By José Antonio Ocampo, Professor at Columbia University and former UN Under-Secretary-General for Economic and Social Affairs and Finance Minister of Colombia
Recent events and particularly last week’s meeting of the Bretton Woods institutions have generated significant advances in international financial co-operation, particularly in support of developing countries. The latter is crucial, as a large number of low and middle-income countries continue to be severely affected by the COVID-19 crisis while the economic recovery underway is very uneven, as underscored by the IMF in its World Economic Outlook.
The first good news was the agreement to issue $650 billion dollars in Special Drawing Rights (SDRs), the IMF’s global reserve asset. Close to two-fifths of the new SDRs would engross the reserves of developing countries. It remains to be agreed how the unused SDRs, particularly from developed countries and China, would be lent or donated to special funds to support low-income countries, and there is no agreement on how they could also be used to support middle-income countries.

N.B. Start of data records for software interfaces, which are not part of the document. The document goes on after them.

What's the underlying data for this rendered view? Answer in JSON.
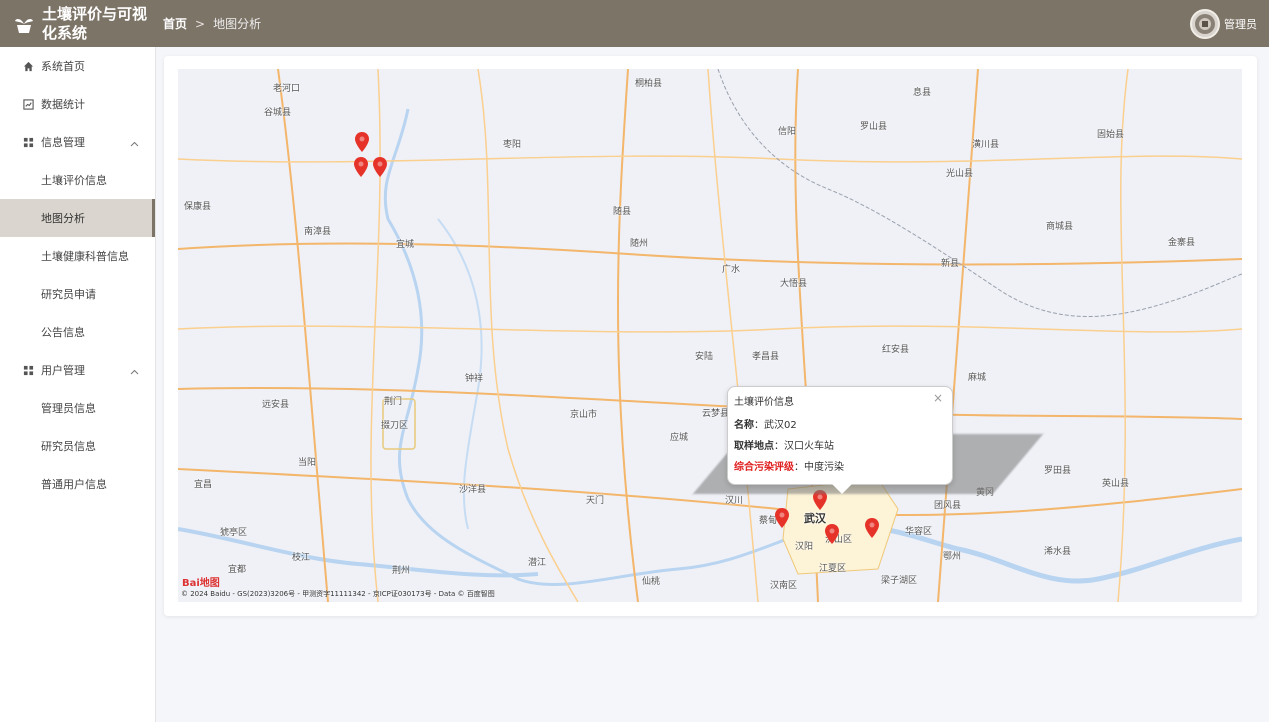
{
  "header": {
    "app_title": "土壤评价与可视化系统",
    "breadcrumb_home": "首页",
    "breadcrumb_sep": ">",
    "breadcrumb_current": "地图分析",
    "user_name": "管理员"
  },
  "sidebar": {
    "items": [
      {
        "label": "系统首页",
        "icon": "home-icon"
      },
      {
        "label": "数据统计",
        "icon": "chart-icon"
      }
    ],
    "groups": [
      {
        "label": "信息管理",
        "icon": "grid-icon",
        "children": [
          "土壤评价信息",
          "地图分析",
          "土壤健康科普信息",
          "研究员申请",
          "公告信息"
        ]
      },
      {
        "label": "用户管理",
        "icon": "grid-icon",
        "children": [
          "管理员信息",
          "研究员信息",
          "普通用户信息"
        ]
      }
    ],
    "active_item": "地图分析"
  },
  "map": {
    "places": [
      "老河口",
      "谷城县",
      "保康县",
      "南漳县",
      "宜城",
      "枣阳",
      "桐柏县",
      "随县",
      "随州",
      "信阳",
      "息县",
      "罗山县",
      "潢川县",
      "光山县",
      "固始县",
      "商城县",
      "新县",
      "金寨县",
      "广水",
      "大悟县",
      "红安县",
      "麻城",
      "安陆",
      "孝昌县",
      "钟祥",
      "京山市",
      "云梦县",
      "应城",
      "远安县",
      "荆门",
      "掇刀区",
      "当阳",
      "沙洋县",
      "天门",
      "汉川",
      "武汉",
      "蔡甸",
      "汉阳",
      "洪山区",
      "华容区",
      "团风县",
      "罗田县",
      "英山县",
      "浠水县",
      "黄冈",
      "鄂州",
      "江夏区",
      "梁子湖区",
      "汉南区",
      "仙桃",
      "潜江",
      "荆州",
      "枝江",
      "宜都",
      "宜昌",
      "猇亭区"
    ],
    "popup": {
      "title": "土壤评价信息",
      "close": "×",
      "name_label": "名称",
      "name_value": "武汉02",
      "location_label": "取样地点",
      "location_value": "汉口火车站",
      "rating_label": "综合污染评级",
      "rating_value": "中度污染"
    },
    "logo": "Bai地图",
    "copyright": "© 2024 Baidu - GS(2023)3206号 - 甲测资字11111342 - 京ICP证030173号 - Data © 百度智图",
    "marker_color": "#e6332a"
  }
}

The second good news was the endorsement by the US of a global effective minimum tax in the context of the negotiations taking place in the OECD Inclusive Framework on BEPS (Base Erosion and Profit Shifting). There is still a need to agree on what the tax rate would be and the criteria for determining the tax base: whether sales, as the US has suggested, as well as other criteria, particularly resource use and employment that would benefit developing countries, as the Independent Commission for the Reform of International Corporate Taxation (ICRICT) has suggested.Continue reading